By a vote of 332-94, the U.S. House overwhelmingly backed a compromise two-year budget deal Thursday night -- in effect, rejecting pressure from conservative groups staunchly opposed to the measure.

The Senate is expected to swiftly follow suit.

Those in the House backing the bill included U.S. Rep. Ann Wagner, R-Ballwin, who appeared on CNBC's "Kudlow Report" after the vote to laud the budget deal's provisions as "gifts that will keep on giving."

(via Flickr/SenatorMcCaskill)

Updated at 1:43 p.m., Thurs., Dec. 12

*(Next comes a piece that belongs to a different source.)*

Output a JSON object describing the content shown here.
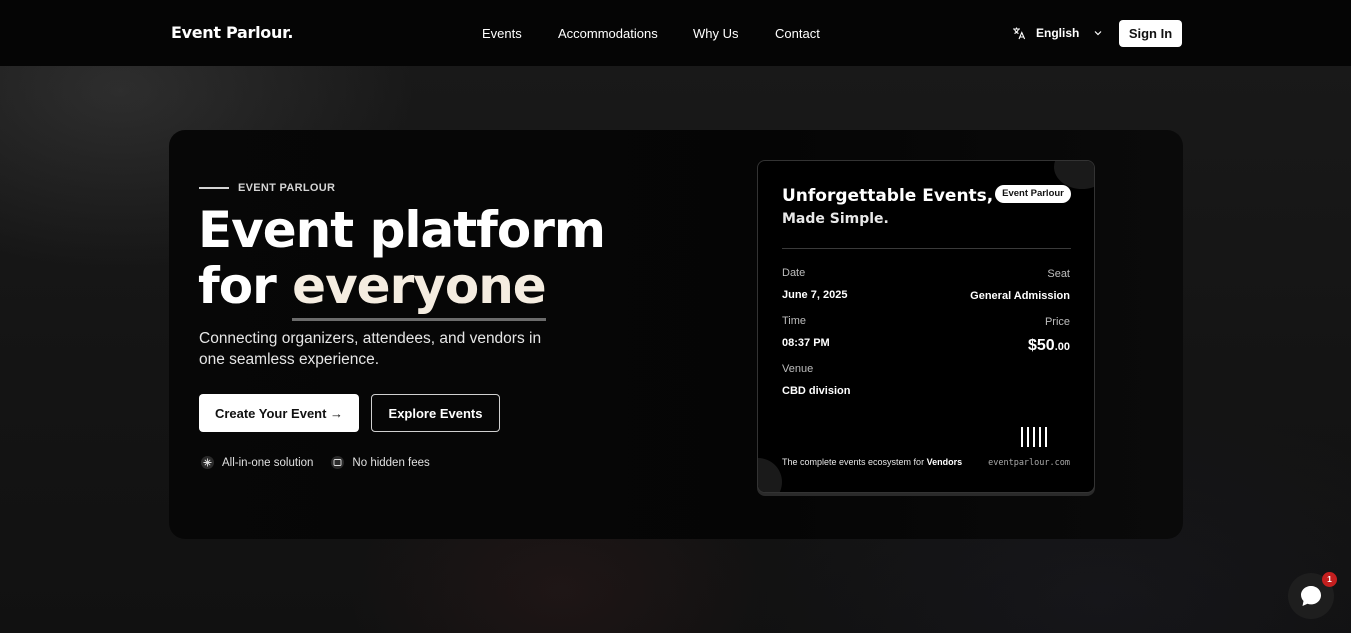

U.S. Sen. Claire McCaskill, D-Mo., says she’ll go online within a week to sign up for health insurance on the federal exchange – but she won’t be taking the federal subsidy to help cover the cost.

“I’m not going to take the ‘employer contribution,’ “ McCaskill told Missouri reporters during a conference call Wednesday, referring to the federal government’s share of the health insurance premiums for all federal employees.  She added that her staff will take the subsidy, as most other federal employees will do.

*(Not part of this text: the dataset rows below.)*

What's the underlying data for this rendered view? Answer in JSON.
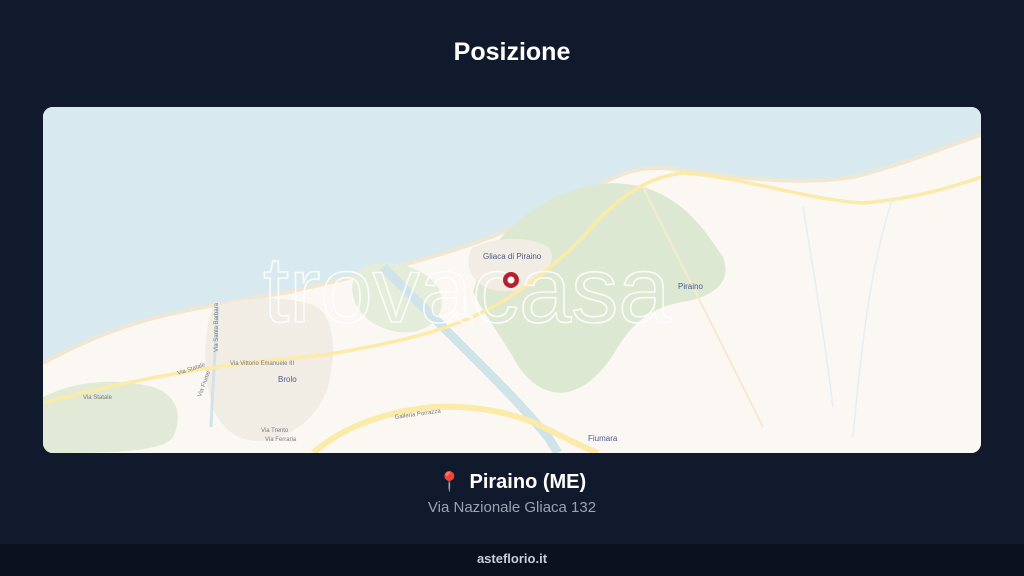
{
  "header": {
    "title": "Posizione"
  },
  "map": {
    "watermark": "trovacasa",
    "labels": {
      "gliaca": "Gliaca di Piraino",
      "piraino": "Piraino",
      "brolo": "Brolo",
      "fiumara": "Fiumara",
      "via_statale_left": "Via Statale",
      "via_statale": "Via Statale",
      "via_vittorio": "Via Vittorio Emanuele III",
      "galleria": "Galleria Porrazza",
      "via_trento": "Via Trento",
      "via_ferraria": "Via Ferraria",
      "via_santa_barbara": "Via Santa Barbara",
      "via_fiume": "Via Fiume"
    },
    "colors": {
      "sea": "#d8eaef",
      "land": "#fbf8f3",
      "green": "#dde8d2",
      "road": "#fbeaa8",
      "river": "#cfe3e8",
      "marker": "#b8202c"
    }
  },
  "location": {
    "pin_icon": "📍",
    "place": "Piraino (ME)",
    "address": "Via Nazionale Gliaca 132"
  },
  "footer": {
    "site": "asteflorio.it"
  }
}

(File Photo/Originally from Steelman's website)

Missouri's Republican U.S. Senate primary is only one day old, and Sarah Steelman already is criticizing Todd Akin over federal spending decisions.

Steelman on Wednesday criticized Akin for voting for a "weak-kneed budget compromise" last month among House Republicans and President Barack Obama that cut $38 billion in spending.

Steelman says Akin should have held out for the full $100 billion in cuts originally sought by House Republicans. She called Akin and congressional Republicans "toothless dragons."

(via Wikimedia Commons)

Reporting from WBEZ's Tony Arnold used in this report.

Illinois' two U.S. senators are saying party leaders are trying to avoid a government shut down. Lawmakers are facing a Friday deadline to finalize the federal budget.

Illinois' senior U.S. senator, Democrat Dick Durbin, said budget negotiations with House Republicans and Speaker John Boehner are close to wrapping up.

(Wikimedia Commons/Online Guide to House Members and Senators)

Though he says a government shutdown would be "tragic," Missouri Democrat William Lacy Clay says he doesn't expect Republicans and Democrats to be able to reach an agreement on a budget for this year before a temporary spending plan expires next Friday.

The extension is the sixth since the federal budget expired in September 2010. And Clay says the U.S. House is in "total disarray," with Congressional Republicans choosing to advance policies simply to hurt the Obama administration.

(UPI/Bill Greenblatt)

U.S. Senator Roy Blunt of Missouri is blaming the current federal budget deadlock on the last Congress.

The Senate on Wednesday rejected a budget proposal approved by the Republican-controlled House, as well as an alternative favored by Democrats. Blunt, a Republican from Springfield, says the new Congress did not create this environment; the previous one, controlled by Democrats, did.